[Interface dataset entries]
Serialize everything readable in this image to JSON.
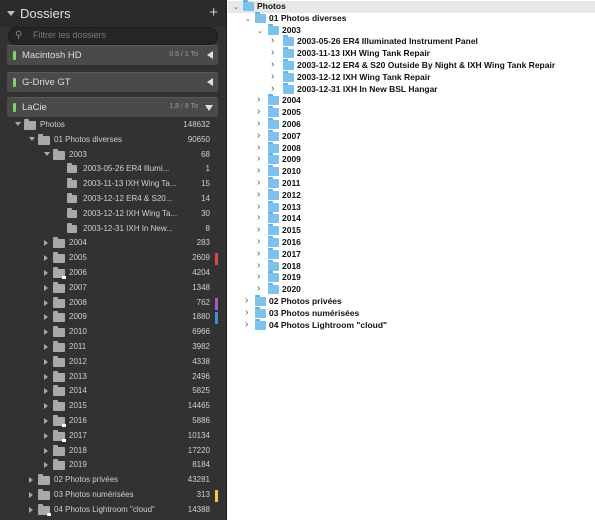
{
  "left_panel": {
    "title": "Dossiers",
    "add_label": "+",
    "search_placeholder": "Filtrer les dossiers",
    "volumes": [
      {
        "name": "Macintosh HD",
        "size": "0,5 / 1 To",
        "expanded": false
      },
      {
        "name": "G-Drive GT",
        "size": "",
        "expanded": false
      },
      {
        "name": "LaCie",
        "size": "1,8 / 8 To",
        "expanded": true
      }
    ],
    "tree": [
      {
        "label": "Photos",
        "count": "148632",
        "level": 0,
        "open": true
      },
      {
        "label": "01 Photos diverses",
        "count": "90650",
        "level": 1,
        "open": true
      },
      {
        "label": "2003",
        "count": "68",
        "level": 2,
        "open": true
      },
      {
        "label": "2003-05-26 ER4 Illumi...",
        "count": "1",
        "level": 3,
        "leaf": true
      },
      {
        "label": "2003-11-13 IXH Wing Ta...",
        "count": "15",
        "level": 3,
        "leaf": true
      },
      {
        "label": "2003-12-12 ER4 & S20...",
        "count": "14",
        "level": 3,
        "leaf": true
      },
      {
        "label": "2003-12-12 IXH Wing Ta...",
        "count": "30",
        "level": 3,
        "leaf": true
      },
      {
        "label": "2003-12-31 IXH In New...",
        "count": "8",
        "level": 3,
        "leaf": true
      },
      {
        "label": "2004",
        "count": "283",
        "level": 2
      },
      {
        "label": "2005",
        "count": "2609",
        "level": 2,
        "mark": "#e04848"
      },
      {
        "label": "2006",
        "count": "4204",
        "level": 2,
        "badge": true
      },
      {
        "label": "2007",
        "count": "1348",
        "level": 2
      },
      {
        "label": "2008",
        "count": "762",
        "level": 2,
        "mark": "#9a5fd6"
      },
      {
        "label": "2009",
        "count": "1880",
        "level": 2,
        "mark": "#4d86d8"
      },
      {
        "label": "2010",
        "count": "6966",
        "level": 2
      },
      {
        "label": "2011",
        "count": "3982",
        "level": 2
      },
      {
        "label": "2012",
        "count": "4338",
        "level": 2
      },
      {
        "label": "2013",
        "count": "2496",
        "level": 2
      },
      {
        "label": "2014",
        "count": "5825",
        "level": 2
      },
      {
        "label": "2015",
        "count": "14465",
        "level": 2
      },
      {
        "label": "2016",
        "count": "5886",
        "level": 2,
        "badge": true
      },
      {
        "label": "2017",
        "count": "10134",
        "level": 2,
        "badge": true
      },
      {
        "label": "2018",
        "count": "17220",
        "level": 2
      },
      {
        "label": "2019",
        "count": "8184",
        "level": 2
      },
      {
        "label": "02 Photos privées",
        "count": "43281",
        "level": 1
      },
      {
        "label": "03 Photos numérisées",
        "count": "313",
        "level": 1,
        "mark": "#e3d23a"
      },
      {
        "label": "04 Photos Lightroom \"cloud\"",
        "count": "14388",
        "level": 1,
        "badge": true
      }
    ]
  },
  "right_panel": {
    "rows": [
      {
        "label": "Photos",
        "level": 0,
        "open": true,
        "header": true
      },
      {
        "label": "01 Photos diverses",
        "level": 1,
        "open": true
      },
      {
        "label": "2003",
        "level": 2,
        "open": true
      },
      {
        "label": "2003-05-26 ER4 Illuminated Instrument Panel",
        "level": 3
      },
      {
        "label": "2003-11-13 IXH Wing Tank Repair",
        "level": 3
      },
      {
        "label": "2003-12-12 ER4 & S20 Outside By Night & IXH Wing Tank Repair",
        "level": 3
      },
      {
        "label": "2003-12-12 IXH Wing Tank Repair",
        "level": 3
      },
      {
        "label": "2003-12-31 IXH In New BSL Hangar",
        "level": 3
      },
      {
        "label": "2004",
        "level": 2
      },
      {
        "label": "2005",
        "level": 2
      },
      {
        "label": "2006",
        "level": 2
      },
      {
        "label": "2007",
        "level": 2
      },
      {
        "label": "2008",
        "level": 2
      },
      {
        "label": "2009",
        "level": 2
      },
      {
        "label": "2010",
        "level": 2
      },
      {
        "label": "2011",
        "level": 2
      },
      {
        "label": "2012",
        "level": 2
      },
      {
        "label": "2013",
        "level": 2
      },
      {
        "label": "2014",
        "level": 2
      },
      {
        "label": "2015",
        "level": 2
      },
      {
        "label": "2016",
        "level": 2
      },
      {
        "label": "2017",
        "level": 2
      },
      {
        "label": "2018",
        "level": 2
      },
      {
        "label": "2019",
        "level": 2
      },
      {
        "label": "2020",
        "level": 2
      },
      {
        "label": "02 Photos privées",
        "level": 1
      },
      {
        "label": "03 Photos numérisées",
        "level": 1
      },
      {
        "label": "04 Photos Lightroom \"cloud\"",
        "level": 1
      }
    ]
  }
}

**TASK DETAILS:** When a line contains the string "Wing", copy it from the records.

**TASK RESPONSE:**
        "label": "2003-11-13 IXH Wing Ta...",
        "label": "2003-12-12 IXH Wing Ta...",
        "label": "2003-11-13 IXH Wing Tank Repair",
        "label": "2003-12-12 ER4 & S20 Outside By Night & IXH Wing Tank Repair",
        "label": "2003-12-12 IXH Wing Tank Repair",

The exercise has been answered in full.